We know that drinking alcohol during your teen years affects brain development and it is best to delay drinking for as long as possible. Any drinking during this time can inhibit the growth of neurons and adversely impact on your ability to plan, reason and make decisions effectively in the future. Adolescent drinking may cause severe changes in the formation of adult personality, as well causing up to a 10% reduction in the size of the hippocampus, thereby reducing memory and learning capacity. We now know that young people who drink regularly, and who are affected in this way, may never be able to catch up in adulthood.
Heavy drinking during adolescence may produce permanent brain changes. ‘Plasticity’ is the term used to describe the brain’ ability to physically change its internal structure when learning new things. During peaks of plasticity, the brain must make key neural connections to wire us to become fully-functioning adults. Drinking alcohol during peak periods of plasticity may damage this ‘brain wiring’.
Research has found that alcohol can damage the dendrites located in the cerebellum (the part of the brain responsible for regulating movement), disrupting the ability of your neurons to communicate effectively. It does not, however, kill brain cells. In fact, even heavy binge drinking and long-term alcohol abuse doesn’t actually result in the death of brain cells.
We used to believe that the number of nerve cells in the brain was fixed early in life. We now know that is not true, and in fact, we continue to form new brain cells into adulthood (or ‘neurogenesis’ as it is called). Drinking to excess can interfere with and even prevent this from occurring.

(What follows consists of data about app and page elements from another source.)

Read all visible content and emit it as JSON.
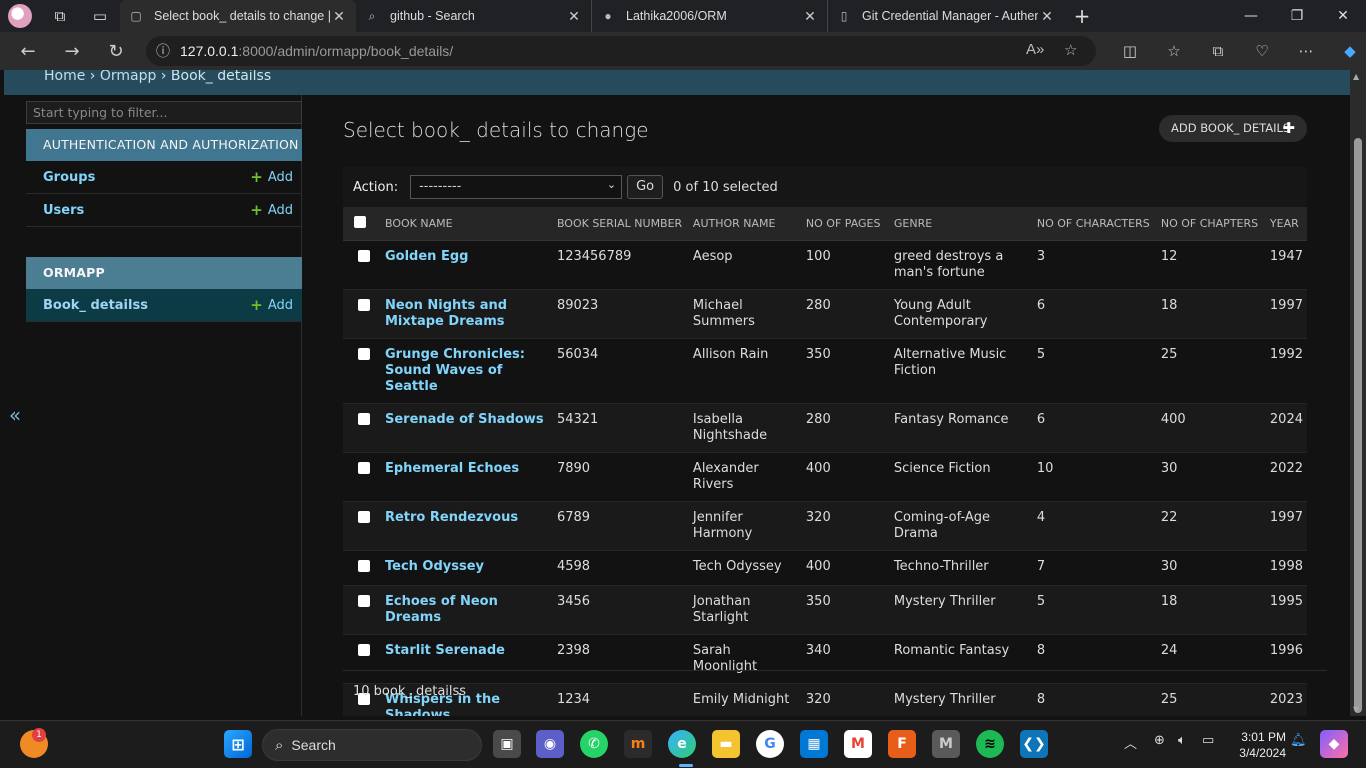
{
  "browser": {
    "tabs": [
      {
        "title": "Select book_ details to change | Dj",
        "icon": "django-page-icon",
        "active": true
      },
      {
        "title": "github - Search",
        "icon": "search-icon",
        "active": false
      },
      {
        "title": "Lathika2006/ORM",
        "icon": "github-icon",
        "active": false
      },
      {
        "title": "Git Credential Manager - Authen",
        "icon": "page-icon",
        "active": false
      }
    ],
    "url_host": "127.0.0.1",
    "url_path": ":8000/admin/ormapp/book_details/"
  },
  "breadcrumbs": {
    "home": "Home",
    "sep": "›",
    "app": "Ormapp",
    "model": "Book_ detailss"
  },
  "sidebar": {
    "filter_placeholder": "Start typing to filter...",
    "modules": [
      {
        "title": "AUTHENTICATION AND AUTHORIZATION",
        "items": [
          {
            "label": "Groups",
            "add": "Add"
          },
          {
            "label": "Users",
            "add": "Add"
          }
        ]
      },
      {
        "title": "ORMAPP",
        "items": [
          {
            "label": "Book_ detailss",
            "add": "Add"
          }
        ]
      }
    ],
    "collapse_label": "«"
  },
  "main": {
    "title": "Select book_ details to change",
    "add_button": "ADD BOOK_ DETAILS",
    "action_label": "Action:",
    "action_value": "---------",
    "go_label": "Go",
    "selected_count": "0 of 10 selected",
    "columns": [
      "BOOK NAME",
      "BOOK SERIAL NUMBER",
      "AUTHOR NAME",
      "NO OF PAGES",
      "GENRE",
      "NO OF CHARACTERS",
      "NO OF CHAPTERS",
      "YEAR"
    ],
    "rows": [
      [
        "Golden Egg",
        "123456789",
        "Aesop",
        "100",
        "greed destroys a man's fortune",
        "3",
        "12",
        "1947"
      ],
      [
        "Neon Nights and Mixtape Dreams",
        "89023",
        "Michael Summers",
        "280",
        "Young Adult Contemporary",
        "6",
        "18",
        "1997"
      ],
      [
        "Grunge Chronicles: Sound Waves of Seattle",
        "56034",
        "Allison Rain",
        "350",
        "Alternative Music Fiction",
        "5",
        "25",
        "1992"
      ],
      [
        "Serenade of Shadows",
        "54321",
        "Isabella Nightshade",
        "280",
        "Fantasy Romance",
        "6",
        "400",
        "2024"
      ],
      [
        "Ephemeral Echoes",
        "7890",
        "Alexander Rivers",
        "400",
        "Science Fiction",
        "10",
        "30",
        "2022"
      ],
      [
        "Retro Rendezvous",
        "6789",
        "Jennifer Harmony",
        "320",
        "Coming-of-Age Drama",
        "4",
        "22",
        "1997"
      ],
      [
        "Tech Odyssey",
        "4598",
        "Tech Odyssey",
        "400",
        "Techno-Thriller",
        "7",
        "30",
        "1998"
      ],
      [
        "Echoes of Neon Dreams",
        "3456",
        "Jonathan Starlight",
        "350",
        "Mystery Thriller",
        "5",
        "18",
        "1995"
      ],
      [
        "Starlit Serenade",
        "2398",
        "Sarah Moonlight",
        "340",
        "Romantic Fantasy",
        "8",
        "24",
        "1996"
      ],
      [
        "Whispers in the Shadows",
        "1234",
        "Emily Midnight",
        "320",
        "Mystery Thriller",
        "8",
        "25",
        "2023"
      ]
    ],
    "paginator": "10 book_ detailss"
  },
  "taskbar": {
    "search_label": "Search",
    "time": "3:01 PM",
    "date": "3/4/2024",
    "notification_count": "1",
    "apps": [
      "windows-start",
      "search",
      "task-view",
      "teams-meet",
      "whatsapp",
      "moodle",
      "edge",
      "file-explorer",
      "chrome",
      "microsoft-store",
      "gmail",
      "fiddler",
      "app-m",
      "spotify",
      "vscode"
    ]
  }
}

That said, even though alcohol does not actually kill brain cells, it can and certainly does cause ‘brain damage’, particularly when someone drinks to excess.
So if you are in your teens and just occasionally drink alcohol, is that “bad for you”? Well, it’s not going to kill any brain cells and realistically, a couple of drinks once in a while is not going to cause any ‘brain damage’. However, the less you drink during your adolescence, the better. Every time you do drink alcohol during this stage of development you lessen your potential just that little bit more …
First published: April 2019